I am a biologist with a passion for science communication. My research interests are in the nutritional ecology, conservation management, and life-history evolution of birds and insects. My role in Project Haswell is to manage, supervise and motivate our amazing volunteer team and keep the project on track. This includes recruiting and training our volunteers in technical photography, specimen handling and records management. I’m also responsible for creating and maintaining the FileMaker Pro database of the Haswell collection, including updating antiquated taxonomy, identifying specimens, and managing digital records. This database will form the basis of an online and sharable virtual Haswell Museum database which Rosanne is currently working on. It is a real honour to be continuing Haswell’s legacy.
I am a biologist and I am fascinated by plants, which may seem a bit strange to find me as the Project Lead for the Haswell Digitisation Project Team Haswell. I am on this team as I am committed to offering undergraduate students opportunities to work as partners on eLearning projects. I have had considerable success with the approach on the CampusFlora project, which resulted in the development of App system to maps the plants on our university campus: webApp, iOS, googleplay. I view the Haswell project as the sister project to CampusFlora. @ah_cue, @CampusFloraOz

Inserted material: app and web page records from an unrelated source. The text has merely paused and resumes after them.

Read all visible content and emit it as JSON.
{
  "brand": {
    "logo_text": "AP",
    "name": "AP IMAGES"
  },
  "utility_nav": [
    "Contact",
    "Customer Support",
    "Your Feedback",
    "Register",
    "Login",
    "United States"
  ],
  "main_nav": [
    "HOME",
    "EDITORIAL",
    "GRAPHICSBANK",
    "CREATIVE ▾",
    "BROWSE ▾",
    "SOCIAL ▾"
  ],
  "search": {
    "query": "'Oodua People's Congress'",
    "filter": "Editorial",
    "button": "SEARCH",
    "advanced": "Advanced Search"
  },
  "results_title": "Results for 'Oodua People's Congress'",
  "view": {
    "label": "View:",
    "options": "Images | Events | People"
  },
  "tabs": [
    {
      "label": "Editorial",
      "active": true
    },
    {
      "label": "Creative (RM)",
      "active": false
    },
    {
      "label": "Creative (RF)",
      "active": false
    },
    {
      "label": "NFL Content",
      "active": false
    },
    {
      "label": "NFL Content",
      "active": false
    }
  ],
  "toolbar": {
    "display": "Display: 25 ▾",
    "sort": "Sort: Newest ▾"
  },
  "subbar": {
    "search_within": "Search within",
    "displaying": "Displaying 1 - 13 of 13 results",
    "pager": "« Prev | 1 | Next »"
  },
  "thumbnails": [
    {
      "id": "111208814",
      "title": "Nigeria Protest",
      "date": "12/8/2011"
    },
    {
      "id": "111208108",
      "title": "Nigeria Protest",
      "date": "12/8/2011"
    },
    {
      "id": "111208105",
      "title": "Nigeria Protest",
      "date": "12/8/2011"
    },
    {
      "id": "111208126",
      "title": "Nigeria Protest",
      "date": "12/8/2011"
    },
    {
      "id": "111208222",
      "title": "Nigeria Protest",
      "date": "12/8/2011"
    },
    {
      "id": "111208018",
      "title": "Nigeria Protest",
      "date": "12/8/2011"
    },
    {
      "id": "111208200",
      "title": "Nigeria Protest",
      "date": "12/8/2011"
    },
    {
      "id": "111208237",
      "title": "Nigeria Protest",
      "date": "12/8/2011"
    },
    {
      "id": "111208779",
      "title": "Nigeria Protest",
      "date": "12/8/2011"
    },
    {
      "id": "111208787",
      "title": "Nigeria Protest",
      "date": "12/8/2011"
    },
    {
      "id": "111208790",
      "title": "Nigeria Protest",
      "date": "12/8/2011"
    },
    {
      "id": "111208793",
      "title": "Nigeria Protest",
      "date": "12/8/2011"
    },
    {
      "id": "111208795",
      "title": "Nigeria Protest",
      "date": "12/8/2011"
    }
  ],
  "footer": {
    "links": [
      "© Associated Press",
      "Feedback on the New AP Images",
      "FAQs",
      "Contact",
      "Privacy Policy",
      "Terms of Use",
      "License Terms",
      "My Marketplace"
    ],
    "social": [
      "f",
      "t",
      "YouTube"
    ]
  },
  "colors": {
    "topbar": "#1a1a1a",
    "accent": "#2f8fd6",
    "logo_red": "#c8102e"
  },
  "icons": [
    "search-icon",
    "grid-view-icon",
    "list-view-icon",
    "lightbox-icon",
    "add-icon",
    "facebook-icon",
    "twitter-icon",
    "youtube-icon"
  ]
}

Hello, I am Geoffrey Gray. My “working life” seems to have ended after 54 years of accounting and auditing at Australian Iron and Steel Port Kembla, in Zambia Africa, for the coal industry in the Blue Mountains, and in a family owned business with my eldest son. I have always been inspired by my daughter’s career in science and when the opportunity arose to assist at the Haswell Museum it was meant to happen. It is a great opportunity to participate in a fascinating new experience. My current interests are re-writing a family history book, Australian and African history, touring the countryside, and photography.
Heather is the Haswell Museum curator. Heather is also a Senior Technical Officer for the School of Life and Environmental Sciences.
I’m the Senior Curator for the Macleay Museum, my background is cultural anthropology but I mostly work on 19th century history. I find the Haswell collection really interesting in relation to Macleay collections. As a professional scientist Haswell was part of a ‘new breed’ of University-based zoologists interested in evolution; while William John Macleay’s zoology was anchored in taxonomy and questions of classification. Although both collections were assembled for teaching at the University of Sydney, the ways that material is displayed, the choice of specimens and the geographical range you can see in both are really telling of the different periods of zoological history. Macleay mentored the young Haswell and I’m looking forward to finding out more about their work together as the Haswell project progresses.
I am a volunteer with team Haswell in charge of the microscopy aspect of this project. My role in this project is to capture images of the vast collection of microscope slides within the Haswell collection. I am a very keen first year Biology and Geology student and am very excited to get first hand Biology experience working here. I’ve grown up internationally, living in a lot of different countries, the majority of the time being spent in Slovenia and Jordan. I love the thrill of exploration in both physical and academic ways. I’m fascinated by the Earth and all the critters that wander it which is why I’m studying what I am.